As I kissed Bryony at Charing Cross station, I became aware of the commuters brushing past. Someone actually knocked my bag and I broke away.
“Wonderful,” I said.
I shifted my bag from one shoulder to the other.
“I mean, the night. It was great – wonderful.”
“The kiss was nice too, of course…”
“…It’s just there are lots of people here.”
I surveyed the concourse.
“Where are they all coming from at this time?” I said.
“Listen,” Bryony said, “I have to get my train.”
“Yes, me too,” I said, needlessly looking at my watch.
In the days that followed Bryony and I tried to arrange a second date. I have found that in the world of online dating its preferable to have a jam-packed schedule. Presumably this is an indicator of success. Personally, I had no such desire to appear preoccupied and was in fact free most nights. Work no longer ate into my ‘real’ life – I had long given up on working excessive hours and was very good at simply pretending to be industrious.
My favourite ploy was to speak assertively at meetings, sometimes stabbing the air with my pen. It was actually turning out to be a pretty successful model.
Conversely, Bryony was caught up in some kind of corporate whirlwind, flying from one PR event to the next. After a chain of dry emails we managed to find a slot on Saturday.
Our subsequent texts:
Bryony: “Be great to see you Sat, M, but I have to go to work drinks in the evening. How about lunch?”
M: “Sure, sounds nice. Any ideas, in town maybe?”
Bryony: “Sorry I can’t. Have to get my hair done at 3 – how’s Brixton for u?”
M: “Ok. Say 12?”
Bryony: “I’ve got to pick up a dress – how about 2?”
And like a fool, I agreed.
A date due to last less than an hour, maybe this was the new thing – speed-dating taken to its logical conclusion.
Needless to say, I was not entirely surprised when Bryony cancelled our one-hour date. Apparently, her hair appointment had been “brought forward”. Indignant, I asked if it couldn’t have been “pushed back”. To which she pushed back, informing me that “Raf is very busy”.

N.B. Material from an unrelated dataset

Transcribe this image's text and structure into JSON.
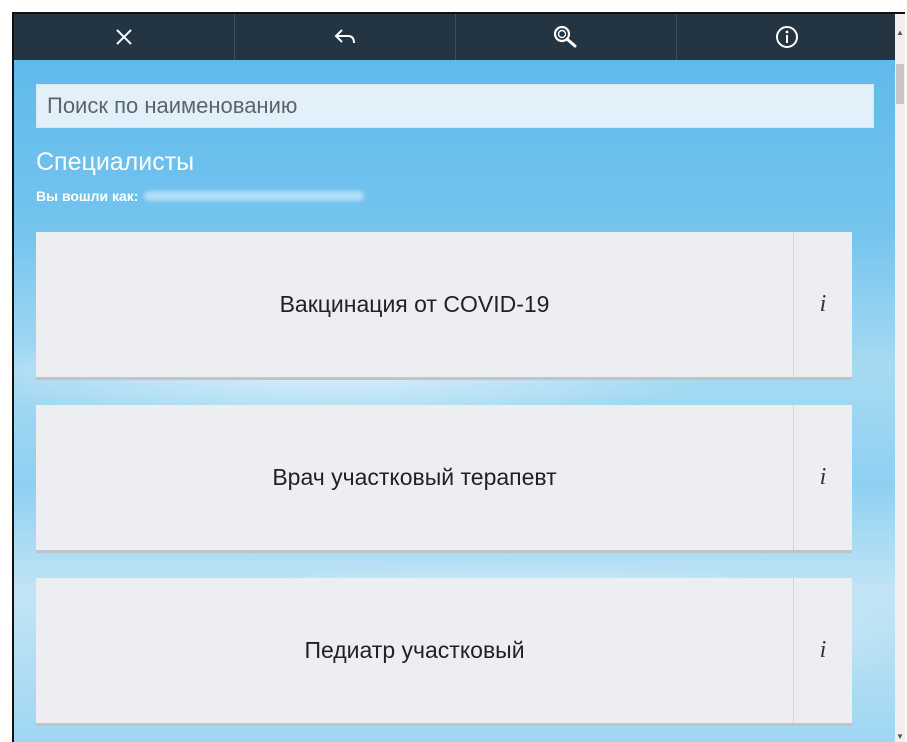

This meant nothing, yet I acquiesced:
“Moving forward,” I texted “let’s both be flexible.”
We eventually settled for Sunday – possibly the worst day for such ventures.
Bryony wanted to go to Notting Hill and Portobello market. To do what, I don’t know – browse presumably. A knot tightened in my stomach, I usually avoided such territory. I knew I would be expected to engage in horseplay and try on a variety of hats and coats in an amusing manner.
I pictured myself wearing a trilby at a jaunty angle and winced – it was Sleeping with the Enemy, and I was the guy with the beard.
Sunday came around and we met at the station at 11am. It was a true daytime date – or “day-te” as I said in a text to my friend Beth. “I’ll give you that,” she wrote before going on to sympathise. The timing made the gig tougher, I operated more effectively in dimly-lit bars – preferably in a Chardonnay-induced haze. I was not versed in the browse-and-banter style required here.
From the outset I felt compelled to remark favourably on every market stall, regardless of its individual merit.
“Look,” I said pointing to a battered biscuit tin, “that looks good.”
“Yes, very retro.”
Bryony picked it up and turned it over.
“Vintage,” I said.
We both looked at the tin.
Realising I had nothing more to add I picked up an old White Ensign – the flag of the Royal Navy.
I asked the trader, “how much for this, mate?”
“Let me see, that one is thirty-five.”
I nodded sagely. Turning to Bryony I said:
“I used to be in the navy, you know.”
“Yes, you said.”
She was still looking down at the tin.
Things were not going well – time to try something radical. Looking around I found the perfect prop.